Which lines of the material hold the word "microphone"? Copy each one.

§ §

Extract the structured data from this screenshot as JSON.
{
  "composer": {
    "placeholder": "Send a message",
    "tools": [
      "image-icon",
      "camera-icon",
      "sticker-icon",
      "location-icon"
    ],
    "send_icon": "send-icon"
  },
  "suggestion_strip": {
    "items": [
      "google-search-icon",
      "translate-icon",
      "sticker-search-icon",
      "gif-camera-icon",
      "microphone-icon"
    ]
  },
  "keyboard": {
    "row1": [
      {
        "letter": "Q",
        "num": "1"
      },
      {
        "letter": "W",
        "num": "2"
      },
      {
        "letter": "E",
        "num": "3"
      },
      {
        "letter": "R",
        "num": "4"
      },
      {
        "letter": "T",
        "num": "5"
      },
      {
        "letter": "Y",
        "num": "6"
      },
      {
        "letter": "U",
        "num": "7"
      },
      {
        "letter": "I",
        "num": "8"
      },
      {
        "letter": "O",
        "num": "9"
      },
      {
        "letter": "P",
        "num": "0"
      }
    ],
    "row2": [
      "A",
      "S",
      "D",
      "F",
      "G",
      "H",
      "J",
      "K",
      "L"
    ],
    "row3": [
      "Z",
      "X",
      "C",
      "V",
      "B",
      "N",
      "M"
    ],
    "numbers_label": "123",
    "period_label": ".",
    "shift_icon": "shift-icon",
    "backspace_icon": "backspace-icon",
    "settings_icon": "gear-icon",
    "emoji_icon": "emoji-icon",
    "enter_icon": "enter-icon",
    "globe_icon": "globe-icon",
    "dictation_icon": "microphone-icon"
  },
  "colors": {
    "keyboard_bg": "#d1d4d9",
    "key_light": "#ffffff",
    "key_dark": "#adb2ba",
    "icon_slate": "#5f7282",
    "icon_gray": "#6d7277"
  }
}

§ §

> PROBLEM SOLUTION
      "microphone-icon"
    "dictation_icon": "microphone-icon"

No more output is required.